OS X accommodates a number of different keyboard types and layouts to support not only small and large keyboard profiles such as laptop and desktop keyboards, but also to support different language input options. The layout you are using should be automatically set up when you initially configured your system, but you can always go to the Keyboard system preferences and choose a different layout if you would like.
In addition to the options for changing your keyboard layout, the system should prompt you for configuration options when you plug a new keyboard in to your computer; however, even with all of these options there are instances where a keyboard will not be recognized properly and will either give unwanted characters when used or even have sections of the keyboard such as the keypad not be recognized.
If these problems happen, the first thing to do is determine if the problem is happening in your user account (a step that is part of a basic troubleshooting routine). To do this, simply log in to another user account (create one for testing purposes in the Accounts or Users & Groups system preferences if you don't have one), and then see if the keyboard works properly in that account. If so then you know the problem has to do with a configuration in your account only and is not a global issue.
Another quick option to try is replace the batteries for Bluetooth or other wireless keyboards, as this is a common reason why a wireless keyboard will stop working properly (though the system should notify you when the batteries are low).
Usually issues with keyboards are rooted in the user's account, and to tackle them first go to the user library (in Lion you will have to press the Option key and choose the Library from the Finder's "Go" menu), and then go to the Preferences folder in the Library. In this folder locate and remove the file called "com.apple.HIToolbox.plist," which is one of two preference files for "human interface" devices such as keyboards. After doing this, go to the "ByHost" directory within the preferences folder and remove all files that start with "com.apple.HIToolbox" in their names (sorting the list alphabetically will help locate these files).
With these preferences gone, simply log out and log back in, and try using the keyboard again. If the keyboard is still not working, then the last option to try with your user account is to remove the global preferences file, which contains language and input settings for your user account. To do this, open the Terminal utility and run the following command:
defaults delete -g
Another issue with keyboard configuration might be a specific hot key not working properly, or hot keys not working at all. In this case instead of removing configuration files, first try checking the Keyboard Shortcuts section of the Keyboard system preferences to see if the expected shortcut for a given function has changed. The shortcuts are categorized in the left-hand column and listed next to their respective modifier key on the right-hand column, along with a check box for enabling or disabling the shortcut.
If you cannot find your shortcut and have not created any custom ones, you can click the "Restore Defaults" button under the shortcut list to clear out any potential changes that might be causing your problem.
Sometimes the problem might not be with the shortcuts being used, but rather with the modifier key configuration of the keyboard.
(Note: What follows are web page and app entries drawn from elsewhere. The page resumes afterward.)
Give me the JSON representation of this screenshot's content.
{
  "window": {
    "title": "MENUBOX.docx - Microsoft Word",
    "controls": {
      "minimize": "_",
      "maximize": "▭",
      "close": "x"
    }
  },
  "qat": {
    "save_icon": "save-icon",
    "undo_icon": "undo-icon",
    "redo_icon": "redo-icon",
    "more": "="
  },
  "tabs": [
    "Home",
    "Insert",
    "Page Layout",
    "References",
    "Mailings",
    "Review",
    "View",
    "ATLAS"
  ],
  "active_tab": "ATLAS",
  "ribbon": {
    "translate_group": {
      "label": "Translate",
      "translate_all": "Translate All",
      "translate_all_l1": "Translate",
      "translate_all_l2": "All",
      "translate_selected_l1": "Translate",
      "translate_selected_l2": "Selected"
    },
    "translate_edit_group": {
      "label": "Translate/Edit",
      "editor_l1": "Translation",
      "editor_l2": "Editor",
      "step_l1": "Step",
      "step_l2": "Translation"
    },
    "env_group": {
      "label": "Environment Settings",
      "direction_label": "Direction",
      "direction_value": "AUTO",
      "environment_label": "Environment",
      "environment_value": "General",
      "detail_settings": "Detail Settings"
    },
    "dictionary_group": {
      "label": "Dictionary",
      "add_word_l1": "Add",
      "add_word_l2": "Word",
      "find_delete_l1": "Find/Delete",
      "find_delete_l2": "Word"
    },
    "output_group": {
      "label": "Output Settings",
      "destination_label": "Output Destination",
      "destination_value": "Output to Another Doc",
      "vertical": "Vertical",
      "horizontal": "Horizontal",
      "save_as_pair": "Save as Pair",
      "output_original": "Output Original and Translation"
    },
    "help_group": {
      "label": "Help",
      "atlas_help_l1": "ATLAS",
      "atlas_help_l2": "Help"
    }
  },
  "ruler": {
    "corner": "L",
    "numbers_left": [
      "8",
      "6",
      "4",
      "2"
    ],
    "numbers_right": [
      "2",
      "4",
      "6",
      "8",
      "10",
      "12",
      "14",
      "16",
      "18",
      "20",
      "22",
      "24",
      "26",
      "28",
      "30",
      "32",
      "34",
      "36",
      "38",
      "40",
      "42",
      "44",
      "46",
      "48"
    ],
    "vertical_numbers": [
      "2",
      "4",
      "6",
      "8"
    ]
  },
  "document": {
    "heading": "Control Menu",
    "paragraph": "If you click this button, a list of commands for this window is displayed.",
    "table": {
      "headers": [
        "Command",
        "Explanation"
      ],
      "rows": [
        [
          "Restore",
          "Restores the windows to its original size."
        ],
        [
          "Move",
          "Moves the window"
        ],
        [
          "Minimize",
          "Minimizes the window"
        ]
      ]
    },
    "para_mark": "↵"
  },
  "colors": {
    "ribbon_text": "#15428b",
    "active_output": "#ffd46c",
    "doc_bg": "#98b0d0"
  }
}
By default the modifier keys on the keyboard invoke their respective functions (that is, the Option key issues the "option" input to the system, and likewise for the Control, Caps Lock, and Command keys); however, OS X does support an option to change these keys around, which if done will alter how most hot keys work. To check for or adjust the modifier key assignments, go to the "Keyboard" tab of the Keyboard system preferences and click the "Modifier Keys..." button at the bottom of the window. In the resulting configuration panel you will be able to adjust your modifier key settings.
If the problem with your keyboard appears to be more global in nature, then you might try checking for any third-party input drivers or utilities you might have installed (such as those for non-Apple keyboards and mice). You can list the installed system extensions to better determine this by opening the System Profiler utility (called "System Information" in Lion) and choosing the "Extensions" section. Then scroll down to see if any of the extensions named remind you of an input management tool you might have installed, and then look into uninstalling it.
A final option for troubleshooting more global input issues is to download and install the latest Combo updater for your version of OS X, which can be found quickly by performing a google search for the version number followed by "Combo Update," such as "10.6.4 Combo Update" to get the updater for OS X Snow Leopard version 10.6.4. Download the update and apply it, and then reboot the system to see if the keyboard problems continue.